Review of security incidents for the period from March 3 to March 9, 2022


Like last week, the current week is characterized by an increase in cyber warfare, previously announced by Anonymous. In addition, the LAPSUS$ cybercrime group made itself known again, and Chinese hackers broke into government computer networks in several US states through a vulnerability in software for monitoring and accounting of agricultural animals. Read about these and other events for the period from March 3 to March 9, 2022 in our review.

According to Igor Lyapunov, Rostelecom’s vice president for Information Security, the number of hacker attacks on the portals of state authorities has increased hundreds of times recently. Such large-scale attacks on Russian services and resources have not yet been conducted, Lyapunov concluded. It is not known exactly who is involved in the attacks on these sites.

Hackers posted images with silhouettes of military, tanks and Ukrainian and Russian flags on the main pages of the websites of Russian state authorities. As explained in the Ministry of Finance of the Russian Federation, hackers attacked the websites of authorities through a widget, but they were quickly restored.

Anonymous hacktivists, who declared war on Russia at the beginning of the military conflict, hacked the online broadcast of several state TV channels and posted an anti-war appeal. Hackers claimed to have hacked Russian streaming services Wink and Ivi and online broadcast of such channels as “First”, “Russia 24” and “Moscow 24”. Instead of the news of these channels, they have launched videos with anti-war propaganda appeals to subscribers. The hacking didn’t last long at all, and the usual broadcast was restored.

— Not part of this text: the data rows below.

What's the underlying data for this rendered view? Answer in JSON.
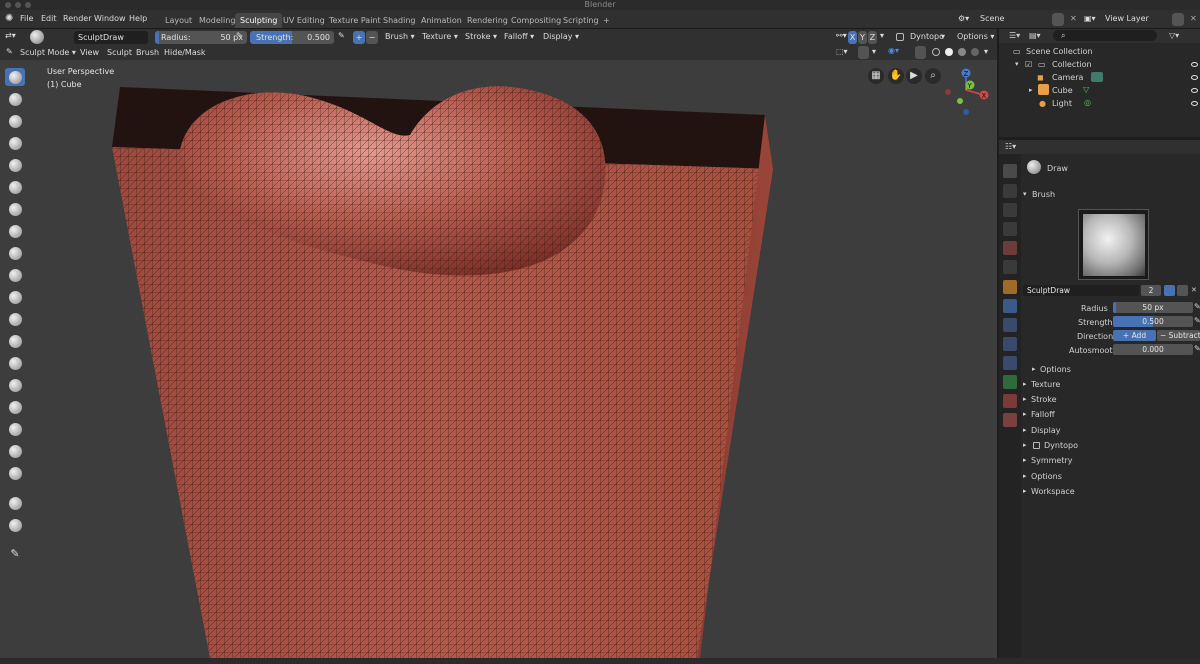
{
  "window": {
    "title": "Blender"
  },
  "menu": [
    "File",
    "Edit",
    "Render",
    "Window",
    "Help"
  ],
  "workspaces": [
    "Layout",
    "Modeling",
    "Sculpting",
    "UV Editing",
    "Texture Paint",
    "Shading",
    "Animation",
    "Rendering",
    "Compositing",
    "Scripting"
  ],
  "active_workspace": "Sculpting",
  "add_workspace": "+",
  "scene": {
    "label": "Scene",
    "view_layer": "View Layer"
  },
  "toolheader": {
    "brush_name": "SculptDraw",
    "radius_label": "Radius:",
    "radius_value": "50 px",
    "strength_label": "Strength:",
    "strength_value": "0.500",
    "plus": "+",
    "minus": "−",
    "menus": [
      "Brush",
      "Texture",
      "Stroke",
      "Falloff",
      "Display"
    ],
    "axes": [
      "X",
      "Y",
      "Z"
    ],
    "dyntopo": "Dyntopo",
    "options": "Options"
  },
  "viewhdr": {
    "mode": "Sculpt Mode",
    "menus": [
      "View",
      "Sculpt",
      "Brush",
      "Hide/Mask"
    ]
  },
  "viewport": {
    "perspective": "User Perspective",
    "object": "(1) Cube",
    "gizmo": {
      "z": "Z",
      "y": "Y",
      "x": "X"
    }
  },
  "outliner": {
    "root": "Scene Collection",
    "collection": "Collection",
    "items": [
      "Camera",
      "Cube",
      "Light"
    ]
  },
  "properties": {
    "tool": "Draw",
    "brush_section": "Brush",
    "brush_name": "SculptDraw",
    "users": "2",
    "rows": [
      {
        "label": "Radius",
        "value": "50 px"
      },
      {
        "label": "Strength",
        "value": "0.500"
      },
      {
        "label": "Autosmooth",
        "value": "0.000"
      }
    ],
    "direction": {
      "label": "Direction",
      "add": "Add",
      "subtract": "Subtract"
    },
    "options_sub": "Options",
    "sections": [
      "Texture",
      "Stroke",
      "Falloff",
      "Display",
      "Dyntopo",
      "Symmetry",
      "Options",
      "Workspace"
    ]
  },
  "colors": {
    "accent": "#4772b3",
    "mesh": "#b55a4f",
    "background": "#3d3d3d"
  }
}
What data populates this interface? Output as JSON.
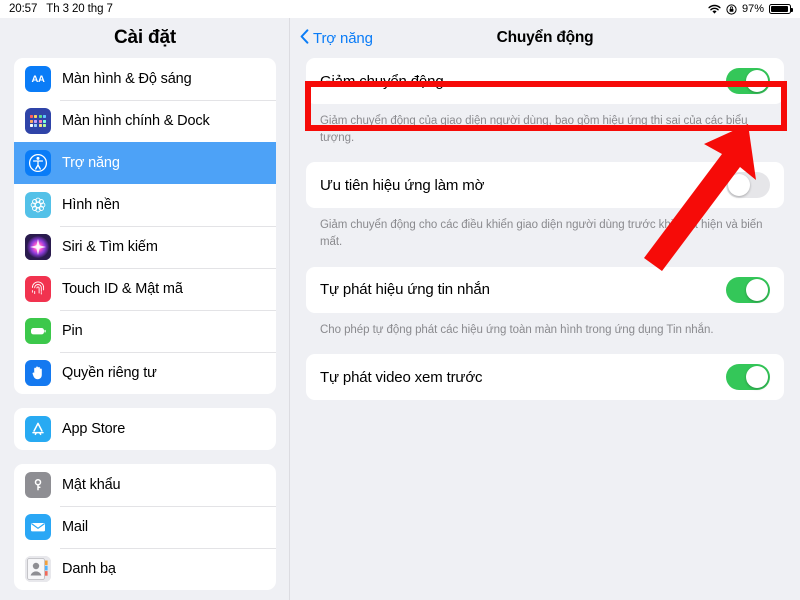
{
  "status_bar": {
    "time": "20:57",
    "date": "Th 3 20 thg 7",
    "wifi_icon": "wifi-icon",
    "rotation_lock_icon": "rotation-lock-icon",
    "battery_percent": "97%",
    "battery_icon": "battery-icon"
  },
  "sidebar": {
    "title": "Cài đặt",
    "groups": [
      {
        "items": [
          {
            "label": "Màn hình & Độ sáng",
            "icon": "display-brightness-icon",
            "icon_bg": "#0a7cf7",
            "icon_glyph": "AA",
            "selected": false
          },
          {
            "label": "Màn hình chính & Dock",
            "icon": "home-screen-dock-icon",
            "icon_bg": "#2f44a8",
            "selected": false
          },
          {
            "label": "Trợ năng",
            "icon": "accessibility-icon",
            "icon_bg": "#0a7cf7",
            "selected": true
          },
          {
            "label": "Hình nền",
            "icon": "wallpaper-icon",
            "icon_bg": "#53c1e8",
            "selected": false
          },
          {
            "label": "Siri & Tìm kiếm",
            "icon": "siri-icon",
            "icon_bg": "#2a1b4e",
            "selected": false
          },
          {
            "label": "Touch ID & Mật mã",
            "icon": "touch-id-icon",
            "icon_bg": "#f1334f",
            "selected": false
          },
          {
            "label": "Pin",
            "icon": "battery-settings-icon",
            "icon_bg": "#3cc84b",
            "selected": false
          },
          {
            "label": "Quyền riêng tư",
            "icon": "privacy-hand-icon",
            "icon_bg": "#1479f0",
            "selected": false
          }
        ]
      },
      {
        "items": [
          {
            "label": "App Store",
            "icon": "app-store-icon",
            "icon_bg": "#28aaf2",
            "selected": false
          }
        ]
      },
      {
        "items": [
          {
            "label": "Mật khẩu",
            "icon": "passwords-key-icon",
            "icon_bg": "#8e8e93",
            "selected": false
          },
          {
            "label": "Mail",
            "icon": "mail-icon",
            "icon_bg": "#2aa7f5",
            "selected": false
          },
          {
            "label": "Danh bạ",
            "icon": "contacts-icon",
            "icon_bg": "#d8d8dc",
            "selected": false
          }
        ]
      }
    ]
  },
  "content": {
    "back_label": "Trợ năng",
    "back_icon": "chevron-left-icon",
    "title": "Chuyển động",
    "sections": [
      {
        "row_label": "Giảm chuyển động",
        "toggle_state": "on",
        "note": "Giảm chuyển động của giao diện người dùng, bao gồm hiệu ứng thị sai của các biểu tượng."
      },
      {
        "row_label": "Ưu tiên hiệu ứng làm mờ",
        "toggle_state": "off",
        "note": "Giảm chuyển động cho các điều khiển giao diện người dùng trước khi xuất hiện và biến mất."
      },
      {
        "row_label": "Tự phát hiệu ứng tin nhắn",
        "toggle_state": "on",
        "note": "Cho phép tự động phát các hiệu ứng toàn màn hình trong ứng dụng Tin nhắn."
      },
      {
        "row_label": "Tự phát video xem trước",
        "toggle_state": "on",
        "note": ""
      }
    ]
  },
  "annotations": {
    "highlight_color": "#f60b08",
    "arrow_color": "#f60b08",
    "highlight_target": "Giảm chuyển động",
    "arrow_target": "Giảm chuyển động toggle"
  },
  "colors": {
    "accent_blue": "#0a7cf7",
    "selected_blue": "#4da2f7",
    "toggle_on_green": "#34c759",
    "toggle_off_gray": "#e6e6e9",
    "background": "#eff0f4",
    "card_white": "#ffffff",
    "note_gray": "#8a8a8e"
  }
}
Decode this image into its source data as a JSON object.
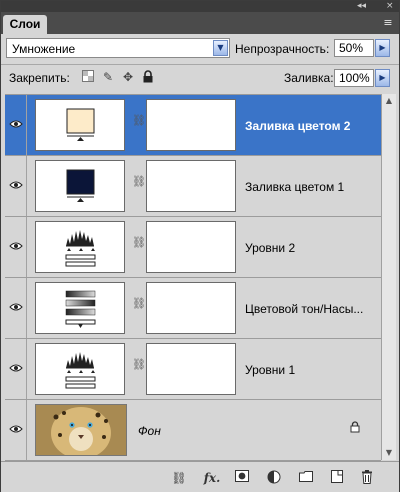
{
  "panel": {
    "tab_label": "Слои",
    "title_controls": [
      "◂◂",
      "×"
    ],
    "menu_glyph": "≡"
  },
  "blend": {
    "mode": "Умножение",
    "opacity_label": "Непрозрачность:",
    "opacity_value": "50%"
  },
  "lock": {
    "label": "Закрепить:",
    "icons": [
      "lock-transparent-pixels-icon",
      "lock-image-pixels-icon",
      "lock-position-icon",
      "lock-all-icon"
    ],
    "fill_label": "Заливка:",
    "fill_value": "100%"
  },
  "layers": [
    {
      "name": "Заливка цветом 2",
      "type": "color-fill",
      "swatch": "#fdebc9",
      "selected": true
    },
    {
      "name": "Заливка цветом 1",
      "type": "color-fill",
      "swatch": "#0b1538",
      "selected": false
    },
    {
      "name": "Уровни 2",
      "type": "levels",
      "selected": false
    },
    {
      "name": "Цветовой тон/Насы...",
      "type": "hue-saturation",
      "selected": false
    },
    {
      "name": "Уровни 1",
      "type": "levels",
      "selected": false
    },
    {
      "name": "Фон",
      "type": "background",
      "selected": false
    }
  ],
  "toolbar": {
    "fx_label": "fx.",
    "icons": [
      "link-layers-icon",
      "layer-style-icon",
      "add-mask-icon",
      "adjustment-layer-icon",
      "new-group-icon",
      "new-layer-icon",
      "delete-layer-icon"
    ]
  },
  "colors": {
    "selected_row": "#3a74c8",
    "panel_bg": "#d6d6d6"
  }
}
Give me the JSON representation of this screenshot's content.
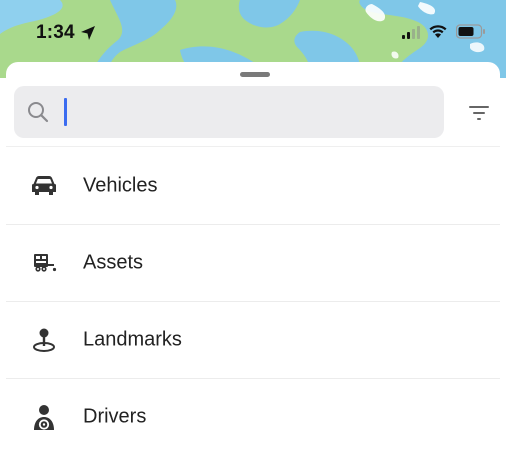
{
  "status_bar": {
    "time": "1:34"
  },
  "search": {
    "placeholder": "",
    "value": ""
  },
  "list": {
    "items": [
      {
        "label": "Vehicles",
        "icon": "car-icon"
      },
      {
        "label": "Assets",
        "icon": "trailer-icon"
      },
      {
        "label": "Landmarks",
        "icon": "landmark-pin-icon"
      },
      {
        "label": "Drivers",
        "icon": "driver-icon"
      }
    ]
  },
  "colors": {
    "map_land": "#a9d98c",
    "map_water": "#7fc7e8",
    "search_bg": "#ececee",
    "caret": "#3b6cf0",
    "text": "#222222"
  }
}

Last week, there was a leak of data from users of Pikabu– one of the most popular information and entertainment sites on the Runet. The database contains 1,091,670 lines. A random check of the database showed that all the data posted was reliable. The information was leaked by a Ukrainian hacker who claims to have published only the data of users who have a nickname, phone and mail. According to him, he has access to 4 million lines in total.

The same hacker also posted logins, email addresses and hashed (MD5 with salt) passwords of registered users of the Kwork freelance services exchange ( ). There are 166 135 lines in the text file. However, according to the hacker, in total he leaked about 5 million user records.

The Romanian subsidiary of the international “gas giant” KMG called Rompetrol was subjected to a cyber attack, as a result of which it was forced to suspend some services at stations and close websites. The Hive cybercriminal group claimed responsibility for the hack, threatening to leak data encrypted during the attack if a $2 million ransom was not paid.

Factories of a major tire manufacturer Bridgestone-Firestone in North and Latin America were shut down due to a cyber attack. Local news outlets from across the U.S. reported power outages at Bridgestone-Firestone plants in Iowa, Illinois, North Carolina, South Carolina, Tennessee and Canada.

The South American hacker group Lapsus$, which recently attacked NVIDIA, hacked Samsung’s networks and stole, according to her, 190 GB of data, including the source code of trusted applets installed in TrustZone, algorithms for biometric authentication, loaders of the latest models of devices and even confidential data of the chip supplier Qualcomm. Samsung has confirmed the leak of internal data, including the source code associated with Galaxy smartphones.

The APT41 hacker group working for the Chinese government (aka Double Dragon) hacked government computer networks in six American states, including by exploiting a vulnerability in the farm animal accounting system, Mandiant experts said. At the same time, researchers from Proofpoint told about the increasing cyberattacks of Chinese hackers on European governments. Both information security companies confirmed this week that Beijing has stepped up its cyber operations against Western countries.